Black New Yorkers receive better health care and have better health outcomes than their counterparts in most other states, but they still have far higher rates of infant mortality, preventable deaths and difficulty accessing care than white residents, a report released Thursday found.
The report, from the Commonwealth Fund, a Manhattan-based health care nonprofit, does not break down data by county, but experts said the same disparities exist on Long Island.
"What we see here on Long Island is a clear reflection of — if not worse — [health] outcomes in terms of the differences by race and ethnicity," said Martine Hackett, an associate professor of health professions at Hofstra University in Hempstead and an expert on health disparities.
The report found that Latino New Yorkers have lower rates of preventable deaths and of some diseases than whites.
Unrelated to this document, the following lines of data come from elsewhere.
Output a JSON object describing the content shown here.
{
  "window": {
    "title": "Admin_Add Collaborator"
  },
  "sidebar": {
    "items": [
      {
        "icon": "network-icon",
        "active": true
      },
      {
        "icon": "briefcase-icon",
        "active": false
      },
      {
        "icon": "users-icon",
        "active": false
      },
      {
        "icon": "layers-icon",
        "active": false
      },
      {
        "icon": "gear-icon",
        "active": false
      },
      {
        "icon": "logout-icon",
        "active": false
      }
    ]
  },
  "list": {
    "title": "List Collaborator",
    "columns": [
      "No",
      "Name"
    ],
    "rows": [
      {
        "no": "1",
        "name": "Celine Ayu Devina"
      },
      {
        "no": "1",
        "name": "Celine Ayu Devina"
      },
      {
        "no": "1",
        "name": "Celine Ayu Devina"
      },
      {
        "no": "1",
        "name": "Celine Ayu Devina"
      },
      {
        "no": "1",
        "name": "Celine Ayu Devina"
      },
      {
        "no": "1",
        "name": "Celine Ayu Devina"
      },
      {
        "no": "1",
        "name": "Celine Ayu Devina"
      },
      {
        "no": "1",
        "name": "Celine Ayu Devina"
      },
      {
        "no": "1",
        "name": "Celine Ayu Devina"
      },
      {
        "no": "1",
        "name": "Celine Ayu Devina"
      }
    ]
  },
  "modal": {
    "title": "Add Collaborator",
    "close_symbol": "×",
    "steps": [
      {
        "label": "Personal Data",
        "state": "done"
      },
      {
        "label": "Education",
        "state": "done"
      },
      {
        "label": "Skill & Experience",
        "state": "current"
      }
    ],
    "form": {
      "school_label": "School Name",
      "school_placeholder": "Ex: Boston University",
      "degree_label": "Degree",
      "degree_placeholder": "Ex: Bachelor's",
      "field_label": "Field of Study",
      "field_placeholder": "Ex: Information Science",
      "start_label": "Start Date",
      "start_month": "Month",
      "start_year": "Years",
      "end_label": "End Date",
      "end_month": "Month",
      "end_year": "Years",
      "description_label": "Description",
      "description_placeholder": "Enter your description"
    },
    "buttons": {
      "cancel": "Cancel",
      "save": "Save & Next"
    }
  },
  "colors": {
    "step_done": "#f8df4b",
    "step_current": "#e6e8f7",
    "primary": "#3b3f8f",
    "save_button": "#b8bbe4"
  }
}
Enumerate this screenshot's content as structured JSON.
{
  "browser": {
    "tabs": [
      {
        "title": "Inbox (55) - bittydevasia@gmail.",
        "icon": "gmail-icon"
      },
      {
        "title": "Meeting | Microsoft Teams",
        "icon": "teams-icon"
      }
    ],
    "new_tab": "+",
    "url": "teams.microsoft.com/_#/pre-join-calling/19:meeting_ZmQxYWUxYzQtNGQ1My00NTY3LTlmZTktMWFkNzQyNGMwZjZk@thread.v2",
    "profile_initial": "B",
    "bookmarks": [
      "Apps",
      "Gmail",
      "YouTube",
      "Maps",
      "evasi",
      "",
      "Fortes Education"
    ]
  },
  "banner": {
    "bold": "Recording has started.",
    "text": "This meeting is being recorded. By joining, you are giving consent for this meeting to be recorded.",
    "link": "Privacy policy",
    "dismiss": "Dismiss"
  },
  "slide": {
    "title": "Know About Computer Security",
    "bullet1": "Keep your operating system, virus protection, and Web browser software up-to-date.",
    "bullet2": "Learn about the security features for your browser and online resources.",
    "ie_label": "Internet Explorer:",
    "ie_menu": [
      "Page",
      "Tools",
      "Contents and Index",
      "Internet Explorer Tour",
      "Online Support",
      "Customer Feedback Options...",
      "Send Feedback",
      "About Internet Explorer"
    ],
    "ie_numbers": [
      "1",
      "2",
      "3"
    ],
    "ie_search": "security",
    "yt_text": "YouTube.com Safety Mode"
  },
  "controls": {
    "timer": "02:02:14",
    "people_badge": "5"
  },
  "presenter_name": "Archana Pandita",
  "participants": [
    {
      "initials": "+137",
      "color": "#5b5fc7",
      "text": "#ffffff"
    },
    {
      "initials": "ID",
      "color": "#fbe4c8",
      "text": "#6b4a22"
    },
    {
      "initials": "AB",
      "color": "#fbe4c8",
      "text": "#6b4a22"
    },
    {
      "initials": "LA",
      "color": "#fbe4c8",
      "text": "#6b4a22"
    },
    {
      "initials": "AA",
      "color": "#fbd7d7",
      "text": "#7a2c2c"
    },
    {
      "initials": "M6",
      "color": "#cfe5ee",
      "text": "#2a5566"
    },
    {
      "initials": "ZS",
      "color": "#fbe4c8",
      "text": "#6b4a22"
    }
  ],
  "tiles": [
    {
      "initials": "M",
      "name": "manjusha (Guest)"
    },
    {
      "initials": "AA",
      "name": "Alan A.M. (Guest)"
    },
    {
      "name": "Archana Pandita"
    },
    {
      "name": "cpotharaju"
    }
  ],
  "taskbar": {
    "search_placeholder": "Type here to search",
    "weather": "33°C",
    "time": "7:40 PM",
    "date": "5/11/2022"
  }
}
Yet Latinos are more likely to be uninsured than whites, Asians and Blacks, and they’re more likely to go without care because of cost, the report found.
The study examined health care outcomes, access and quality, and gave an overall score of 90 out of a maximum 100 to whites, 75 to Asians and Pacific Islanders, 56 to Latinos, and 53 to Blacks.
Better than national average
New York was one of only five states in which Black and Latino residents had better overall health care than the national average of all Americans.
Hackett said that’s in part because of greater access to health care in New York — the percentage of uninsured residents is lower, and Medicaid coverage is more expansive — and because New York has a higher-than-average income and educational level, and lower rates of obesity and smoking, all factors linked to better health care.
Yet, she said, even as health care outcomes have improved over the decades, "that gap between racial and ethnic groups basically remains the same."
Dr. K.C. Rondello, a clinical associate professor of public health at Adelphi University in Garden City, said "these reasons are deep-seated and chronic, and they reflect decades of inadequate funding and inadequate efforts in meeting the health care needs of people of color."
Among the starkest differences are in health outcomes. The rate of deaths that could have been prevented with more timely and effective care was more than double for Black New Yorkers — 139 per 100,000 people — than it was for white, Latino and Asian residents, who had rates of 68, 66 and 43, respectively.
Statewide, infant mortality for Blacks was 9 per 1,000 live births, compared with 4 for Latinos and 3 for whites and Asians.
State Health Department data from 2016 to 2018 shows that in Suffolk County, the infant mortality rate was 2.5 per 1,000 live births for whites but 9.4 for Blacks, In Nassau, it was 2.1 for whites and 7.4 for Blacks.
Hackett, co-founder of Birth Justice Warriors, an education and advocacy group that works to reduce Black infant and maternal mortality, said premature birth and low birth rate are the leading causes of infant mortality, and the stress that Black women face — including from unequal treatment — can impede the growth of the fetus and cause other physiological problems. She said Suffolk has taken steps to address the problem, but Nassau has not.
Dr. Lawrence Eisenstein, commissioner of the Nassau Health Department, said the agency has "done a dramatic amount of work" to address infant mortality, which is the top priority of its office of health equity. That includes convening symposiums and other discussions on the topic and providing prenatal vitamins and other nutritional support to pregnant women, he said.
The role of 'social determinants'
Many of the reasons for the overall gap are outside the health care system, said Dr. Brian Harper, chief medical officer and vice president for equity and inclusion at the New York Institute of Technology in Old Westbury.
"This is very challenging, because in order to see major improvement, you have to really improve on what we call the social determinants of health," said Harper, a former Suffolk County health commissioner. "When you look at things such as poverty and unemployment, residential segregation, environmental toxins, institutional racism — all of those things play a role in terms of the poor indices you’re going to see in minority communities."
Income and education help, yet even comparing, for example, Black and white people with identical incomes and educational levels, the white person is more likely to get better health care and have better outcomes, Harper said.
Dr. Laurie Zephyrin, vice president for advancing health equity at Commonwealth and a report co-author, said in a teleconference Wednesday that surveys have found that more than a third of Black and Latino adults reported that they or household members had faced discrimination in the health care system.
Harper said expanding health insurance coverage, providing more preventative and routine care to people of color, and investing more in social services are among changes that would help narrow the gap.
The disparities are why life expectancy is so much lower in communities of color, Harper said. For example, a census tract in mostly white and affluent Garden City has a life expectancy of 87.4, compared with 77.2 in two tracts immediately south, in Hempstead, which is mostly Black and Latino and has a much lower median income, according to a 2019 Associated Press analysis.
The data for the Commonwealth study was collected in 2019 and 2020, said David Radley, a senior scientist at the fund and a report co-author.
"In all likelihood, the pandemic has only exacerbated many of the inequities highlighted throughout the report," he said.